The most important people to talk with about your infertility
You don't live in a vacuum. In addition to all the other challenges of infertility, you’re tasked with managing all of your normal relationships. There are internal questions to help you decide what you want to communicate and stay one step ahead of these conversations as they arise. The most important people to talk discuss your infertility with, are yourself and your partner.
Four questions to ask yourself
There is no right or wrong answer regarding who you talk to about your difficulty trying to get pregnant, or how much or how little you share. It's a deeply personal decision, made by yourself and your partner. In deciding whether or not you would like to talk about your infertility with others, you may find clarity in asking yourself these four questions.
- Why? It may be difficult to answer the rest of these questions without first answering this one. Why is it important to you that you’re able to have this conversation with the people you love? Maybe it’s because you want to keep relatives abreast of what’s going on in your life. Maybe it’s because you want others to feel comfortable talking about their journey. It might simply be that people’s comments and questions hurt when they don’t know about your situation or infertility in general.
- Who? Whom do you want to know what you’re going through? Some people tell everyone in their people within their social circles and others tell no one. Like all important information, there are different levels of clearance, and not everyone gets the same access.

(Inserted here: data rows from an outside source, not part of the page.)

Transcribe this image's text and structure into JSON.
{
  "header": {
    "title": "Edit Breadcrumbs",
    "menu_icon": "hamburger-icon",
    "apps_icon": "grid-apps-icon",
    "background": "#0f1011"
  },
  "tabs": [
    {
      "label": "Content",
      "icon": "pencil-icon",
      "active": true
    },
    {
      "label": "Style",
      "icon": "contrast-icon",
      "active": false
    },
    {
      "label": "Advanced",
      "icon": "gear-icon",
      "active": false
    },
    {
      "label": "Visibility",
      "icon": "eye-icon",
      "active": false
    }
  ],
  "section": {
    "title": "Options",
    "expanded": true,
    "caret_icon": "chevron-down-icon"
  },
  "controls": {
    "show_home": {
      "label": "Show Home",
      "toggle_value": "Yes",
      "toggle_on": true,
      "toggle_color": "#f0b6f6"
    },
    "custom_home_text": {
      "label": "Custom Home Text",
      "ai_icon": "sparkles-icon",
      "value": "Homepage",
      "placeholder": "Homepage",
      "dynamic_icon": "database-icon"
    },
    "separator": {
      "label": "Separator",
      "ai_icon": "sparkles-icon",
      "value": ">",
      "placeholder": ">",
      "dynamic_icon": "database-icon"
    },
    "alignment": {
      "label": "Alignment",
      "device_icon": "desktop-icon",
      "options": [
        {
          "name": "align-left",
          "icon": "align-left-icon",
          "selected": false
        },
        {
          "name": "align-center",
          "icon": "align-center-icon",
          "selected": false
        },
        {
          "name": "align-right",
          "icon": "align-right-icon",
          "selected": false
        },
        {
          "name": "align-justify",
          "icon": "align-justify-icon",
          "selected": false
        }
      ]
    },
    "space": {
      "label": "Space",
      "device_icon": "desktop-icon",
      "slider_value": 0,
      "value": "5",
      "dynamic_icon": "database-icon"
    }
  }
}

- What? How much information do you want people to know? Do you want them to know about infertility in general? Do you want to tell them about the treatment you’re going through? Do you simply want them to know how you feel and how they can help (and hurt)?
- When? Would you prefer to talk to someone when you first start having difficulty, when you receive a diagnosis, after you’ve undergone treatment, or never?
You come first
Only you and your partner can decide on these parameters, and the good news is that there is no wrong decision as long as it is true to you. It gets better still, you're not alone. There are resources to help you unpack your thought process. RESOLVE: The National Infertility Association, has a Telling Family and Friends page that can help you break down these questions; it even includes sample responses to some of the most common (and annoying) comments you receive from people you know. RESOLVE also has online infertility support communities and five peer support groups and four professionally led support groups here in the Bay Area that meet monthly.
If you'd really like to feel empowered in how to respond to your loved ones and acquaintances when they ask you about your family building process, download our free mini e-book, "How to Talk to Your Friends and Family About Infertility" by clicking the button below.